Search the data below for the word "Policy" and copy each line that holds it.

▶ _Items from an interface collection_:
┌────────

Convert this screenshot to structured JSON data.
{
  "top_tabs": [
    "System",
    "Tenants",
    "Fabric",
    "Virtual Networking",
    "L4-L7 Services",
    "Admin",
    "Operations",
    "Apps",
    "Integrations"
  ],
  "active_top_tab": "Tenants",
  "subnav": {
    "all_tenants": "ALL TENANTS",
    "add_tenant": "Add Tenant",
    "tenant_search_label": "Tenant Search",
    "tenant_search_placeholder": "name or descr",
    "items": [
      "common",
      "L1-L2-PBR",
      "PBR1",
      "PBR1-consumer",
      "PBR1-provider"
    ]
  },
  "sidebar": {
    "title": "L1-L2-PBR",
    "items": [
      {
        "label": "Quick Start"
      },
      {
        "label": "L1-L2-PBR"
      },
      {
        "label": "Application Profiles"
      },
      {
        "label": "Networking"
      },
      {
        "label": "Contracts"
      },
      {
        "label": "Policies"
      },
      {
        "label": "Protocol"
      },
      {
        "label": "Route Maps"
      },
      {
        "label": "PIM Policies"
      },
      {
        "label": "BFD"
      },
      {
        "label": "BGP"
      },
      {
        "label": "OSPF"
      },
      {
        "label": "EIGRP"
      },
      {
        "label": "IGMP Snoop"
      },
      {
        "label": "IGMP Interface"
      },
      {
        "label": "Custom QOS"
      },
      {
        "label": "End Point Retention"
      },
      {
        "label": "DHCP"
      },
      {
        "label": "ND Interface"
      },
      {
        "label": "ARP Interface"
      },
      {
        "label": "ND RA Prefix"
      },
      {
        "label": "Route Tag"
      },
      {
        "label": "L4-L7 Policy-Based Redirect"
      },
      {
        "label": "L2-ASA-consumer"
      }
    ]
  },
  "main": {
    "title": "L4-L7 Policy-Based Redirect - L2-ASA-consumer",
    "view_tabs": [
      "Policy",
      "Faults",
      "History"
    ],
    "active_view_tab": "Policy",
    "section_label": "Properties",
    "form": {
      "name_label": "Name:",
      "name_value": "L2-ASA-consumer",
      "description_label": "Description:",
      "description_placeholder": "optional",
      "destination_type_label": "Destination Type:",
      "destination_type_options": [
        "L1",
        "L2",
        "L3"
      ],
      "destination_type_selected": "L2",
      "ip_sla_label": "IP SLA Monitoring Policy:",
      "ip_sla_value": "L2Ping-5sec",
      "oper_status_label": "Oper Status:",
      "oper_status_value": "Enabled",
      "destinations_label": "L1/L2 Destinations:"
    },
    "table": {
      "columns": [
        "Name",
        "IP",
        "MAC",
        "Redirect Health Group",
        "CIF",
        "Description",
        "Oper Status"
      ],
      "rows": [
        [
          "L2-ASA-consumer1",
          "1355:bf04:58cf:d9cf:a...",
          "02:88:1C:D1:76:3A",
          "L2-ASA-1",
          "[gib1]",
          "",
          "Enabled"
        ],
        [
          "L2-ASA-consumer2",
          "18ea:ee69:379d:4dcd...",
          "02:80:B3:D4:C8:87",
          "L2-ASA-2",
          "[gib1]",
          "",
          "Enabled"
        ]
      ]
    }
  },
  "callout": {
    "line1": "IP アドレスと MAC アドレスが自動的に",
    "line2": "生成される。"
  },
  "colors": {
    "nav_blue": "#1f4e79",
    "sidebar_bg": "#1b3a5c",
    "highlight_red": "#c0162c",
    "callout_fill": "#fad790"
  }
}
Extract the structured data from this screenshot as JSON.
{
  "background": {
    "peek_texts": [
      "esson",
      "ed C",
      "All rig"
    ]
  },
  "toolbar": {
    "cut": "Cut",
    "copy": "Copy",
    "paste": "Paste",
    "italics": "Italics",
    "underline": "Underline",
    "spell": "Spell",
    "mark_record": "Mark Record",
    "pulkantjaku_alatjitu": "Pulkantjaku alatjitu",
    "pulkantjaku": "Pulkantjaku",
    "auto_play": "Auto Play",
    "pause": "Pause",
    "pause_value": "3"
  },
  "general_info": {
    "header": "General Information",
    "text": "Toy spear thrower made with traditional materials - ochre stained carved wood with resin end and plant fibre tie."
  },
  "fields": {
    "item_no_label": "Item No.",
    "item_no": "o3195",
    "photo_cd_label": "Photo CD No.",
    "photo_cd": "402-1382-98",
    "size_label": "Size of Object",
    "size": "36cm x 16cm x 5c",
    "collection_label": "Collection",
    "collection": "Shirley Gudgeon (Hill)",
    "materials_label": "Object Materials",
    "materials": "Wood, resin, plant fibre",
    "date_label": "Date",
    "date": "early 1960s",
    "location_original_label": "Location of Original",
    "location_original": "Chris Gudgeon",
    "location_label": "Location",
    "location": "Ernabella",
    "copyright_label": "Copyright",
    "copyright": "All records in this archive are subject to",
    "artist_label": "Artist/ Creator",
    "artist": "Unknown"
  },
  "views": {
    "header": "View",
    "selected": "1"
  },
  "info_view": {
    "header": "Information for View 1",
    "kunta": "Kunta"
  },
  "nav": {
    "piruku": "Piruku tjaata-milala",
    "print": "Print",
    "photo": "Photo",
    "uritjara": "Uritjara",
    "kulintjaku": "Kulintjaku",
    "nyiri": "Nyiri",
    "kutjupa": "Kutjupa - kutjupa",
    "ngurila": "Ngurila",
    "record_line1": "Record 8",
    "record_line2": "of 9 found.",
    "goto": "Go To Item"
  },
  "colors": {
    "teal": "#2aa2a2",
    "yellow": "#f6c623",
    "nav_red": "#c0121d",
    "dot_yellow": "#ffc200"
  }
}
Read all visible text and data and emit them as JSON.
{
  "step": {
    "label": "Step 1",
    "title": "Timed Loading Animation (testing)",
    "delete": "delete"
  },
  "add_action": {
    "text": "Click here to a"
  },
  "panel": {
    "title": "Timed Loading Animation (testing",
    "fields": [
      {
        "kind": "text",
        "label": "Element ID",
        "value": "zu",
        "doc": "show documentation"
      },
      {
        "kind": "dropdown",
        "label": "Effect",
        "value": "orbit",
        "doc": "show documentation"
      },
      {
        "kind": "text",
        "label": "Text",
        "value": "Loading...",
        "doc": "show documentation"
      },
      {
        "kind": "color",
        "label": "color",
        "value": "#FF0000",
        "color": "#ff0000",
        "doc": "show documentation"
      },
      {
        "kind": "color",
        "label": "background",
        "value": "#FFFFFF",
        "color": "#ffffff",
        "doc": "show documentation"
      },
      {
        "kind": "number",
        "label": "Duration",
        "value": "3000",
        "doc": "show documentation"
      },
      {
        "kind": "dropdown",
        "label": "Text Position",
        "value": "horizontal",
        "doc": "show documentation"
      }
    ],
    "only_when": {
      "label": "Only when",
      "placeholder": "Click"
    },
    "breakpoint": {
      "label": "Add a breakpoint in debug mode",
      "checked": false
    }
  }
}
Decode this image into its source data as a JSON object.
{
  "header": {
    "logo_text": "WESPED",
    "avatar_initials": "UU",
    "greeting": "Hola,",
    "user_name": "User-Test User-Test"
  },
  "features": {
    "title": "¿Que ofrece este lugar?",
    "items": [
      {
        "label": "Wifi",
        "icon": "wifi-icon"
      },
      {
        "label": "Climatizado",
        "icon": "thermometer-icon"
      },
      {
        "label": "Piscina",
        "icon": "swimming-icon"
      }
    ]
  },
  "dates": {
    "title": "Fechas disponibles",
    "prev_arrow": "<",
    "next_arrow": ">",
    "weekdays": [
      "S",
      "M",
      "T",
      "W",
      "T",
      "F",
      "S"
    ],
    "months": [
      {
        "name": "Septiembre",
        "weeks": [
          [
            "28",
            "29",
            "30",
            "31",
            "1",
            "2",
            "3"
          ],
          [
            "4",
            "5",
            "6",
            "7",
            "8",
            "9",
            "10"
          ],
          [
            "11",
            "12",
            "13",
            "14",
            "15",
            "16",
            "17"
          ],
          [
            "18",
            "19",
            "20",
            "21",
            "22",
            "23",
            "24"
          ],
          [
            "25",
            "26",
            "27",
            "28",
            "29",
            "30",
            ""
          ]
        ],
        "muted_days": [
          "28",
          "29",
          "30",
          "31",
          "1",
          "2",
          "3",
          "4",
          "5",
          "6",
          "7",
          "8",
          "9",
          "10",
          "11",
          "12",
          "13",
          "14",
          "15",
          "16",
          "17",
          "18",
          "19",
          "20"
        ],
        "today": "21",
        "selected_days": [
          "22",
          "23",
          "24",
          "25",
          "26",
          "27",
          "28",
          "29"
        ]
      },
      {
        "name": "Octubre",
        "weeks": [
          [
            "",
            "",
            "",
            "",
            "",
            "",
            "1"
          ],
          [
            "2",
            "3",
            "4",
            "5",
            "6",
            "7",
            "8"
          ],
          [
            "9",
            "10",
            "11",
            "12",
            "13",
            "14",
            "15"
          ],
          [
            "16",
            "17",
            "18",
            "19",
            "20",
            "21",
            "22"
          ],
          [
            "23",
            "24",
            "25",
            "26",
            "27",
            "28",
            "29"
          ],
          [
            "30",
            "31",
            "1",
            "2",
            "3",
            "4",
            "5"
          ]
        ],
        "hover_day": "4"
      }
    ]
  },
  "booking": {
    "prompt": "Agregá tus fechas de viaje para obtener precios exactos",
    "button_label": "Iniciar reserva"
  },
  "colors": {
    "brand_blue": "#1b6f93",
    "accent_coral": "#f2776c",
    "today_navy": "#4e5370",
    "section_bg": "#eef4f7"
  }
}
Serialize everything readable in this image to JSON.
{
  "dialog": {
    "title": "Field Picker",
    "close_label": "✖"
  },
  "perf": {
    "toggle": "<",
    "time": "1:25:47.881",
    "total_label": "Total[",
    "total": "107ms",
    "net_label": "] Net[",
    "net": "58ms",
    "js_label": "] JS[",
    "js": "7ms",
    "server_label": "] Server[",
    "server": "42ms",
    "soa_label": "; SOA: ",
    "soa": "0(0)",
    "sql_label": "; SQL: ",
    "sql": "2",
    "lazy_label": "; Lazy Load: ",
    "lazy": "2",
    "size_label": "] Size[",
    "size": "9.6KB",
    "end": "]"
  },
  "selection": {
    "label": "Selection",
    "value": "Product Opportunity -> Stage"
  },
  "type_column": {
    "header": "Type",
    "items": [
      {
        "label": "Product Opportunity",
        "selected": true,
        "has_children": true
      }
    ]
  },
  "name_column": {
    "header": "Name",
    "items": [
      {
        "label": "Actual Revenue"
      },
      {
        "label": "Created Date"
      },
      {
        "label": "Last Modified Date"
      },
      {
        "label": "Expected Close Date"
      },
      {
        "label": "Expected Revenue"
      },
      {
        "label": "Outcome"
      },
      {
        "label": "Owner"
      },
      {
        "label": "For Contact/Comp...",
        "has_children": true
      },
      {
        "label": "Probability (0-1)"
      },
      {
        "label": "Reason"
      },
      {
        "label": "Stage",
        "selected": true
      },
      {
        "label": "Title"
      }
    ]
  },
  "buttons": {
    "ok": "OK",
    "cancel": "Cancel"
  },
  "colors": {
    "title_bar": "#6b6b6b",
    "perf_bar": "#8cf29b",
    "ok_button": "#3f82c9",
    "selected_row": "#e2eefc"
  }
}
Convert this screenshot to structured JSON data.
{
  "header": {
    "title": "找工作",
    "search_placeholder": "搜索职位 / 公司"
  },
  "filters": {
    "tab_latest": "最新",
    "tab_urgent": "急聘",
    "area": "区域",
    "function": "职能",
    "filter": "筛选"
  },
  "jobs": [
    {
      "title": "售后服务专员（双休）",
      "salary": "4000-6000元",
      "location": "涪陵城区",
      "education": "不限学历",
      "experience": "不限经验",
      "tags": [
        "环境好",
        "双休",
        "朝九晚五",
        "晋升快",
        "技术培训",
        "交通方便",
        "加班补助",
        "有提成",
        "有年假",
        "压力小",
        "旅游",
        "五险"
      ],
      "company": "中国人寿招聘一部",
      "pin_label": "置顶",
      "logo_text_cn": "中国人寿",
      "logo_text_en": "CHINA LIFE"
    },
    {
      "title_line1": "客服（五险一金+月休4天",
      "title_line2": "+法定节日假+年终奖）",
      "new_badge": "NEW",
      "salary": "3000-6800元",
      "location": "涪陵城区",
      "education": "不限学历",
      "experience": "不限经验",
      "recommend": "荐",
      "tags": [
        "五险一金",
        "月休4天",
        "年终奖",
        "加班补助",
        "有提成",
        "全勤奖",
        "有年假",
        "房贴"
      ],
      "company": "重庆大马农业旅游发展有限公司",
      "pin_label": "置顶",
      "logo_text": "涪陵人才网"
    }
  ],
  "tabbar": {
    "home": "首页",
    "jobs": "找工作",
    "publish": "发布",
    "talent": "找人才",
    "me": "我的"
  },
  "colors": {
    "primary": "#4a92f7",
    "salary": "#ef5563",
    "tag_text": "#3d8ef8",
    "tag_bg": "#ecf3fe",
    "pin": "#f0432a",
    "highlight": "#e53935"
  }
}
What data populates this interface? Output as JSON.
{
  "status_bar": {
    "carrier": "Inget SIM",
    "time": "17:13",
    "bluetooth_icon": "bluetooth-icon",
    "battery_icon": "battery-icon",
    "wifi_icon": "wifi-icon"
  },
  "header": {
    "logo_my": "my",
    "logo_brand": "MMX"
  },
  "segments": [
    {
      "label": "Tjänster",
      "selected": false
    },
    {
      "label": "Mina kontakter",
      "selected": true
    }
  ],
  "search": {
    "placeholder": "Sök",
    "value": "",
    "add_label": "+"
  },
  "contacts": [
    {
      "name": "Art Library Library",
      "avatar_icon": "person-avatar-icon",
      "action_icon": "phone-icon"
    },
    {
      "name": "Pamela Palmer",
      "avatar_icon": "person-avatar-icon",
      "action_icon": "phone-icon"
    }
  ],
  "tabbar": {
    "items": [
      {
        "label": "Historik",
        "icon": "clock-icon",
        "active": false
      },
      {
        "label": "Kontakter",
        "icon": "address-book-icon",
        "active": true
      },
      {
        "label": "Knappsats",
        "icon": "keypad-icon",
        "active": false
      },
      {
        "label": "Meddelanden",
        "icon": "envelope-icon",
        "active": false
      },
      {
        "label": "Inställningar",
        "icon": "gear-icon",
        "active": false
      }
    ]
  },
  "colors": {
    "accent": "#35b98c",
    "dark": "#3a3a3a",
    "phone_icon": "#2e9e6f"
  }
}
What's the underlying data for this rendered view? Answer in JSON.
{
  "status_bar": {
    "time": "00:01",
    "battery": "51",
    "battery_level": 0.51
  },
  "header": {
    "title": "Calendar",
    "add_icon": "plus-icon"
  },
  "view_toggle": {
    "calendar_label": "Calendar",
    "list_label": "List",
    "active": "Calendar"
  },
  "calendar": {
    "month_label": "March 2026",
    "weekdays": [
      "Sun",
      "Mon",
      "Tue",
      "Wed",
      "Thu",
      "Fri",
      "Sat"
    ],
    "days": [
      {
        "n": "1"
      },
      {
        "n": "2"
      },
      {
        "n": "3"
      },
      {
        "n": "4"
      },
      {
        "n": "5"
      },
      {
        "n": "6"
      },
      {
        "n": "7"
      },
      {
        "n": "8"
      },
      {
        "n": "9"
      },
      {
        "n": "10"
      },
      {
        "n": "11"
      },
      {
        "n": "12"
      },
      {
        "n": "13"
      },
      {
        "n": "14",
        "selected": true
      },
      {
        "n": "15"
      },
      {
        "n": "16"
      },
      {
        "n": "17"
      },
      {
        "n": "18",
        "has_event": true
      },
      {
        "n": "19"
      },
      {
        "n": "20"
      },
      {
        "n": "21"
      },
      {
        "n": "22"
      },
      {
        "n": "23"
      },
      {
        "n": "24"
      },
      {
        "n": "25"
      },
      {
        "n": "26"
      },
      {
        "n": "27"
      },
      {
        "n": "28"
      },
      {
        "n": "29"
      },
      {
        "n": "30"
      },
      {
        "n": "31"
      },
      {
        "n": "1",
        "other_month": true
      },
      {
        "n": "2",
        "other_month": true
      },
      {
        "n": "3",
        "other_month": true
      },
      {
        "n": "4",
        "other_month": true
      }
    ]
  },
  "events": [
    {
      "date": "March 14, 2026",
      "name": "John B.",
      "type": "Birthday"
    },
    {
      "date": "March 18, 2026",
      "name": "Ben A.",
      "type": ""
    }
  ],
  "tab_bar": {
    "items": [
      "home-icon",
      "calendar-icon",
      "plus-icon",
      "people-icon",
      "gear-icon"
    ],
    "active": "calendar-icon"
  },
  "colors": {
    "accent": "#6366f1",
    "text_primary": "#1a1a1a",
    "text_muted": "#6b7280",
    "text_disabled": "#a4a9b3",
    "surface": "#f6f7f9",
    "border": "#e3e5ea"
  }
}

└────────

▶ _Solution for this problem_:
        "label": "L4-L7 Policy-Based Redirect"
    "title": "L4-L7 Policy-Based Redirect - L2-ASA-consumer",
      "Policy",
    "active_view_tab": "Policy",
      "ip_sla_label": "IP SLA Monitoring Policy:",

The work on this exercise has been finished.